I may be in the minority, but I like to be able to use my gear for precise frequency measurement.  (And not as an expensive thermometer!) Some newer rigs are better.  For example, the Flex 6300 and 6500 offer a "0.5ppm TCXO", while the 6700 has a "0.02ppm OCXO" (oven stabilized crystal oscillator.) Flex offers an expensive add-in GPSTCXO option (GPS stabilized TCXO) that claims 5 x 10**-12 stability over 24 hours.

These numbers are helpful, but if you really want to compare time and frequency standards, you need to consider the Allan Variance, which is a measurement of stability on different timescales.  (See informative PowerPoint by H. Fruehauf, or comprehensive Wikipedia article.) What we usually need for precise amateur communications (say using advanced WSJT-style modulation at microwave frequencies) is stability over tens of minutes.  The vendors' specs really don't tell you that. 

Monday, July 21, 2014

Fun with WSJT-X

Since this weekend's ARRL 100th Convention, I've been trying out WSJT-X, the latest from Joe Taylor K1JT in his series of "Weak Signal" programs.  It supports the JT65 and JT9 digital modes, mainly for HF communications (1.8 - 30 MHz).  It's a more modern and user-friendly program than the original WSJT.

The JT65 mode, shown here as a waterfall spectrogram in the 17 M band, is Joe's classic mode.  It uses 64 tones plus a pilot to convey the digital message in a ~200 Hz band.  This selection is interesting, because the weak WSJT-X signal (JA1VGV) is hidden behind a strong RTTY station -- the two big vertical bars.  The JA station is -17 dB relative to the SSB noise level, while the RTTY signal is probably > 0 dB. 

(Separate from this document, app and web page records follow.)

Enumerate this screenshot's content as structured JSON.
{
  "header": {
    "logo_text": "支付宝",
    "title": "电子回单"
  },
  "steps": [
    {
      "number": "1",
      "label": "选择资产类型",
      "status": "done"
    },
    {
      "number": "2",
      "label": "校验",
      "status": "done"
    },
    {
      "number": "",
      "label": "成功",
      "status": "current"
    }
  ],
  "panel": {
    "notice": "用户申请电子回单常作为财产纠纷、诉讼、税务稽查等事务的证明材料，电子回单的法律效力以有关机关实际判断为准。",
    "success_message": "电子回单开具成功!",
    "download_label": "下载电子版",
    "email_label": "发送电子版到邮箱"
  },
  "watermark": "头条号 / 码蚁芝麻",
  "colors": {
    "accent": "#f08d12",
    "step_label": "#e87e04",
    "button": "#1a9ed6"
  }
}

A contact goes in 1 minute "chunks": sending for one minute (actually, 48 sec.) and receiving for one minute.  The divisions of transmit/receive are shown as red horizontal lines. (The waterfall is stopped for 48 sec during transmit.)

I use two power levels for JT65. Normal is 5 Watts.  When conditions are tough, I can ramp up to "QRO" -- 20 Watts.  To go higher than that is considered unsporting, I think!

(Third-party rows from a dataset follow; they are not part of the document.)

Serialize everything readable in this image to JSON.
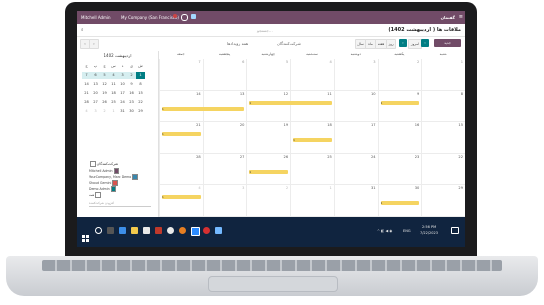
{
  "topbar": {
    "user": "Mitchell Admin",
    "company": "My Company (San Francisco)",
    "app_title": "گفتمان"
  },
  "search": {
    "placeholder": "جستجو..."
  },
  "breadcrumb": "ملاقات ها ( اردیبهشت 1402)",
  "toolbar": {
    "today": "امروز",
    "day": "روز",
    "week": "هفته",
    "month": "ماه",
    "year": "سال",
    "filter_attendees": "شرکت‌کنندگان",
    "filter_all": "همه رویدادها"
  },
  "mini_calendar": {
    "title": "اردیبهشت 1402",
    "weekdays": [
      "ش",
      "ی",
      "د",
      "س",
      "چ",
      "پ",
      "ج"
    ],
    "weeks": [
      [
        "1",
        "2",
        "3",
        "4",
        "5",
        "6",
        "7"
      ],
      [
        "8",
        "9",
        "10",
        "11",
        "12",
        "13",
        "14"
      ],
      [
        "15",
        "16",
        "17",
        "18",
        "19",
        "20",
        "21"
      ],
      [
        "22",
        "23",
        "24",
        "25",
        "26",
        "27",
        "28"
      ],
      [
        "29",
        "30",
        "31",
        "1",
        "2",
        "3",
        "4"
      ]
    ]
  },
  "filters": {
    "header": "شرکت‌کنندگان",
    "items": [
      "Mitchell Admin",
      "YourCompany, Marc Demo",
      "Shoud Gemini",
      "Demo Admin",
      "همه"
    ],
    "search_placeholder": "افزودن شرکت‌کننده"
  },
  "calendar": {
    "days": [
      "شنبه",
      "یکشنبه",
      "دوشنبه",
      "سه‌شنبه",
      "چهارشنبه",
      "پنجشنبه",
      "جمعه"
    ],
    "weeks": [
      [
        "1",
        "2",
        "3",
        "4",
        "5",
        "6",
        "7"
      ],
      [
        "8",
        "9",
        "10",
        "11",
        "12",
        "13",
        "14"
      ],
      [
        "15",
        "16",
        "17",
        "18",
        "19",
        "20",
        "21"
      ],
      [
        "22",
        "23",
        "24",
        "25",
        "26",
        "27",
        "28"
      ],
      [
        "29",
        "30",
        "31",
        "1",
        "2",
        "3",
        "4"
      ]
    ],
    "event_label": "1"
  },
  "tray": {
    "time": "2:56 PM",
    "date": "7/22/2023",
    "lang": "ENG"
  },
  "colors": {
    "brand": "#714b67",
    "teal": "#017e84",
    "event": "#f5d461",
    "taskbar": "#10243f"
  }
}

JT65 is nice, but JT9 is better.  It uses the same message structure, but with only 9 tones that are spaced more closely.  JT9 is much more efficient in terms of spectrum utilization (by a factor of ~10), so it is clearly a better solution for crowded HF bands.  Unfortunately, most of the JT65 software now in use does not support JT9.  WSJT-X supports both.